**What is needed**
Which lines below include the string "title"? Please show each one.
═════ Source records
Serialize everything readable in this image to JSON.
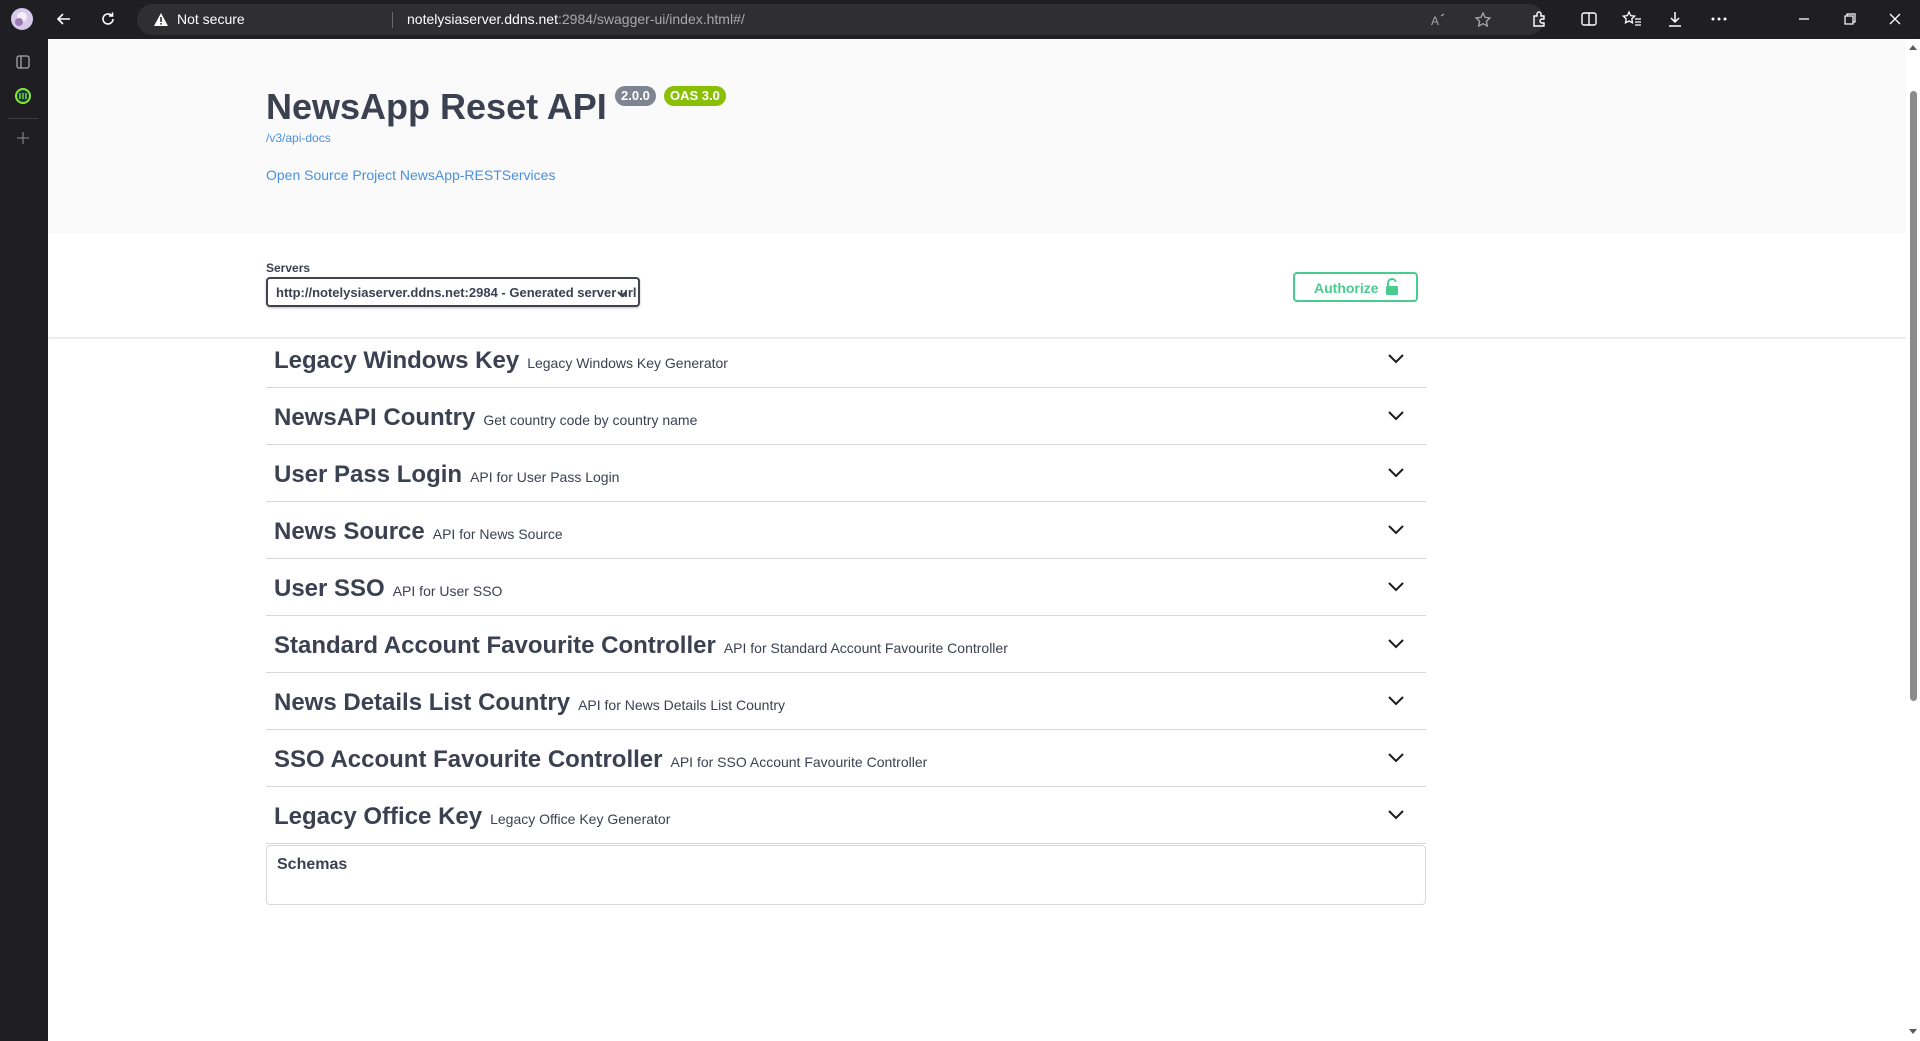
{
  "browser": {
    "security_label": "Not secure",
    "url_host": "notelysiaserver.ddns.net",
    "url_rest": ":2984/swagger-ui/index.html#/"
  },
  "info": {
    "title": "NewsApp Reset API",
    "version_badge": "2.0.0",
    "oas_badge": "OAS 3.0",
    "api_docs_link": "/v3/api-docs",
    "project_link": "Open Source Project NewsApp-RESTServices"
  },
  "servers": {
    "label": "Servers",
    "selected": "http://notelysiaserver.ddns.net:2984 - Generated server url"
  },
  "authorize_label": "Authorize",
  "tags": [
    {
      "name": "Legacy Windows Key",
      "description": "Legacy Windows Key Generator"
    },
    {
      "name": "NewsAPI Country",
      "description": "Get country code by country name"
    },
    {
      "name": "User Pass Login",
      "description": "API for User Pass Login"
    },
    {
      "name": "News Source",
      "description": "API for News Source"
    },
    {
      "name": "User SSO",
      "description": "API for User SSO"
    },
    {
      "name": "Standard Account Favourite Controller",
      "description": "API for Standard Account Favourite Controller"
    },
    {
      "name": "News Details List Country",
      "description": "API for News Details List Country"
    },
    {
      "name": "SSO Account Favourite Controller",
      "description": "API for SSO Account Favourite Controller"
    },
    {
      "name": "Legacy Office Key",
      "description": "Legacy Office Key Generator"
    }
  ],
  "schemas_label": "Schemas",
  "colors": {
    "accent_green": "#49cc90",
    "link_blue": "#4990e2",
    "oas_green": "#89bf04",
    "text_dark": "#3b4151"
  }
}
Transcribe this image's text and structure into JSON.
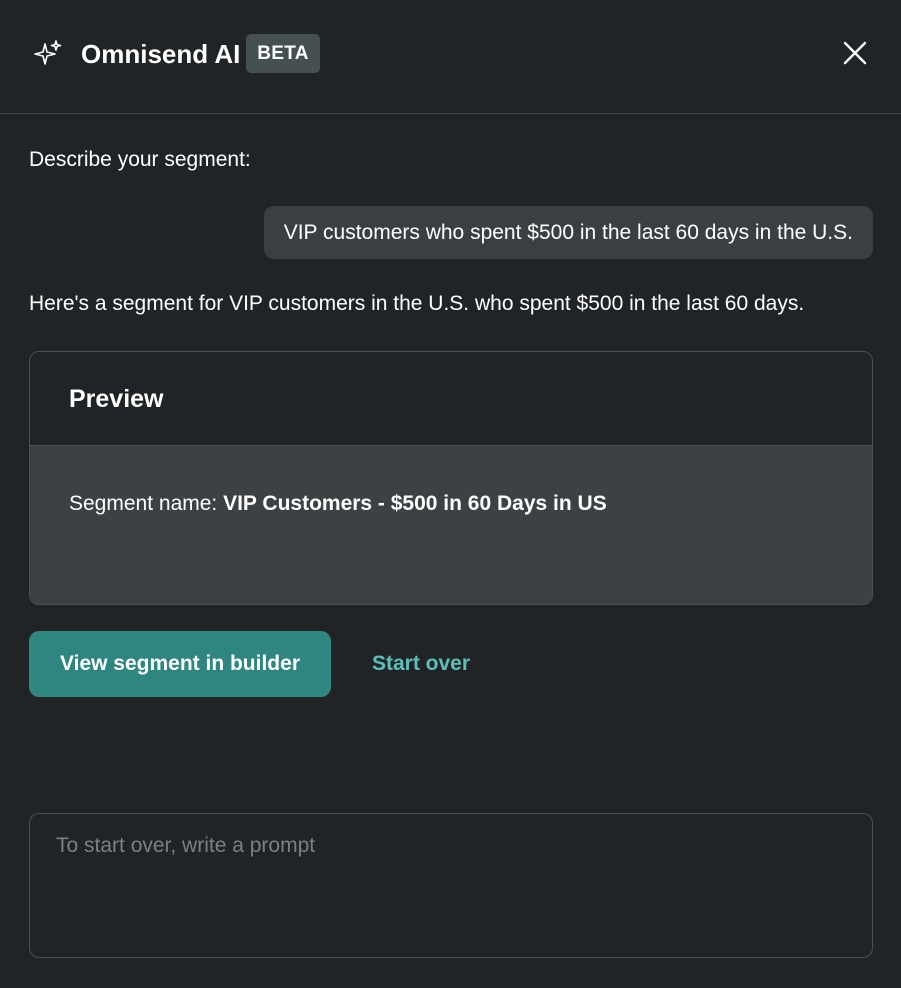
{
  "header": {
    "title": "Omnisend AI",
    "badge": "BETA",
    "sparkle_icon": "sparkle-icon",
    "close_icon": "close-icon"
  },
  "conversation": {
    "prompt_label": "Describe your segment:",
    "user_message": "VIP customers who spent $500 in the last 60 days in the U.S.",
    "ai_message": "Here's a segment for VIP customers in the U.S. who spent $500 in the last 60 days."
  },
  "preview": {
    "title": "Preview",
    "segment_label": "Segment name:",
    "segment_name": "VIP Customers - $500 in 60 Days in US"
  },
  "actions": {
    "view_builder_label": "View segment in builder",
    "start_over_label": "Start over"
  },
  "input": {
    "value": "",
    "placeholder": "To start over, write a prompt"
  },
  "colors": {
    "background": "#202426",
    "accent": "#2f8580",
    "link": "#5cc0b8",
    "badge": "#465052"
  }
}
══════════
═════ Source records
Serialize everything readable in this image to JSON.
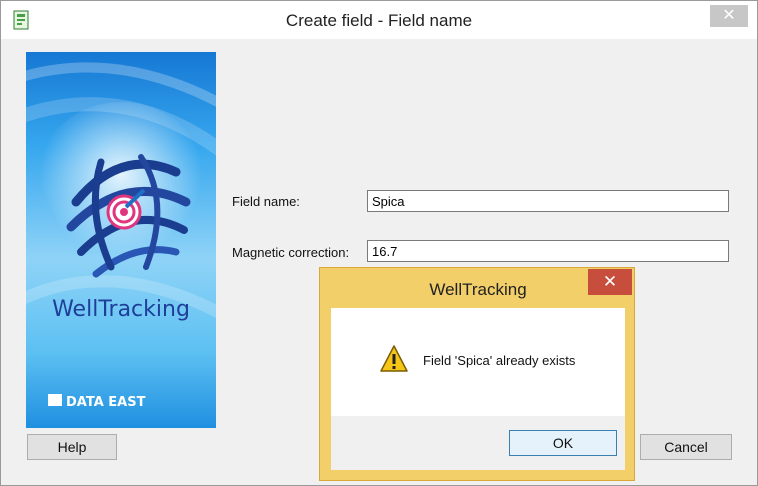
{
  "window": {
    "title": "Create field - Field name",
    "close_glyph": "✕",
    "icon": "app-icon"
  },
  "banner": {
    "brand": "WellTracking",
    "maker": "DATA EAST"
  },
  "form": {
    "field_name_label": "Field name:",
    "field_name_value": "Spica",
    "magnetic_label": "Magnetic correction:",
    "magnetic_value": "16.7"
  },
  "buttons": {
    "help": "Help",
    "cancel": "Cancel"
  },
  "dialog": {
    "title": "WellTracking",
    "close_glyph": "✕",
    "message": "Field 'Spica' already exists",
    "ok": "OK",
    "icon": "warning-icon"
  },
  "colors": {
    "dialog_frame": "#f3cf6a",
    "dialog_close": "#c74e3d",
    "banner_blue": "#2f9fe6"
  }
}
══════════
**Result below**
    "title": "NewsApp Reset API",
    "title": "Omnisend AI",
    "title": "Preview",
    "title": "Create field - Field name",
    "title": "WellTracking",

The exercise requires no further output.